We all think that friendship is natural. You don’t need to learn about it. You don’t need to take a class to be a better friend. You just are friends.
But we thought we’d find out what makes some young people better friends than others. We surveyed thousands of 6-16 year olds around the world. They told us that friendship is all about trust and being trustworthy. It’s about keeping secrets. It’s about not judging you.
After trust and trustworthiness, many of those we asked were looking for different things. Are they good listeners? Do they give good advice? Do they cheer you up or make you laugh? Do they honor you? Do they understand you? Do they care? Do they help make you a better person? Do they help you do things? Do they support what you do? The list goes on and on.
But if we focus on being trustworthy and what that really means, we will be better friends to others and know how to choose our best friends.
If you have to choose one thing that all good friends have in common – they keep your secrets! [insert a secrets icon here. use my image subscription for more and better images]
It starts with trust, then it adds: [add icon for each]
- Good listening skills – really hearing what you have to say. Not cutting you off. Good eye-contact offline and no typing sounds in the background online.
- No judgment – even if they don’t agree with what you are doing or saying, they don’t judge you. (That includes not making faces when they are listening!) They may try and change your behavior to help you. But what you do isn’t who you are. They know that.
- Making you feel better – they may make you laugh, give you a hug or tell you how special you are. But good friends make you feel better now and about yourself.
- Letting you know they are on your side – they don’t “take your side” necessarily. But they let you know that they will stand beside you and be there when you need them.
- They check-in often – they don’t wait for you to reach out to them for help. They notice when things are “off” with you. They reach out to see how you are and ask what they can do to help.
- They look to you for a lead – even though they may think they know what you need, they ask first. Maybe you don’t want advice. Maybe you just want someone to listen. They follow your instructions.
- They give good advice – when you need advice, a good friend will help you find the answers. Maybe they have advice to share. If they don’t, they may have suggestions on where you can go or who else you can turn to for advice.

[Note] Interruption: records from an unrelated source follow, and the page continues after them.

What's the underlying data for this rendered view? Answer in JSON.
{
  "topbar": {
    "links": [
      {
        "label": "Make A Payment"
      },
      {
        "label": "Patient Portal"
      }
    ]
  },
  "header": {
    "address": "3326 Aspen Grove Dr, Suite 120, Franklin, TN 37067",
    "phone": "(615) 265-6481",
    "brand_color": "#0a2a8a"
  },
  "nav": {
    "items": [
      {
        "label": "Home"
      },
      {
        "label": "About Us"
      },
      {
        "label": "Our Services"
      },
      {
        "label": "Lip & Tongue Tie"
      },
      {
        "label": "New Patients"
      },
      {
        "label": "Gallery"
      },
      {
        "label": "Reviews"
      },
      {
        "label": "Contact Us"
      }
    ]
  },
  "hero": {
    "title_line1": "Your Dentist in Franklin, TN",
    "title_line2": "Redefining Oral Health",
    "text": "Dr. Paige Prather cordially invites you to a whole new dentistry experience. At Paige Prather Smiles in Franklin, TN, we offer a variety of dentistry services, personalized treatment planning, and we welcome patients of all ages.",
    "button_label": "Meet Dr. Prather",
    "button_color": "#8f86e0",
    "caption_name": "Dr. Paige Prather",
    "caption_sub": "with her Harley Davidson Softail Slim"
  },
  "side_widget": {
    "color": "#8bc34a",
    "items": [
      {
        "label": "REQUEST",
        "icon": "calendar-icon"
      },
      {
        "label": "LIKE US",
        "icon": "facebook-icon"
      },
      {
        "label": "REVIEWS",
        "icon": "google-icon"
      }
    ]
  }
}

- They take friendship seriously – whenever we ask young people to identify someone they consider a good friend, they often point to the same person others do. When we then ask the friend they identified about friendship, they always tell us that being a “good” friend is important to them. They work on it.
Are You a Good Friend?
Here’s a short quiz to help you see how good a friend you are and where you can improve. [insert quiz] once you’ve taken the quiz, consider asking your friends what they think. Do they consider you a good friend? Why? if not, why not?
Talk with a group of people in your class or those you know from your community. Ask them who they think is an example of a great friend. Then ask them why. Think about holding your own “Be a Better Friend” campaign or event or creating a club at your school. Get your guidance counselor involved to help everyone understand confidential discussions and when something shared as a “secret” needs to be shared to protect the person involved. [link to getting engaged]
We have lots of resources, information and even a class or two to help you be a better friend. Check them out [link to resources]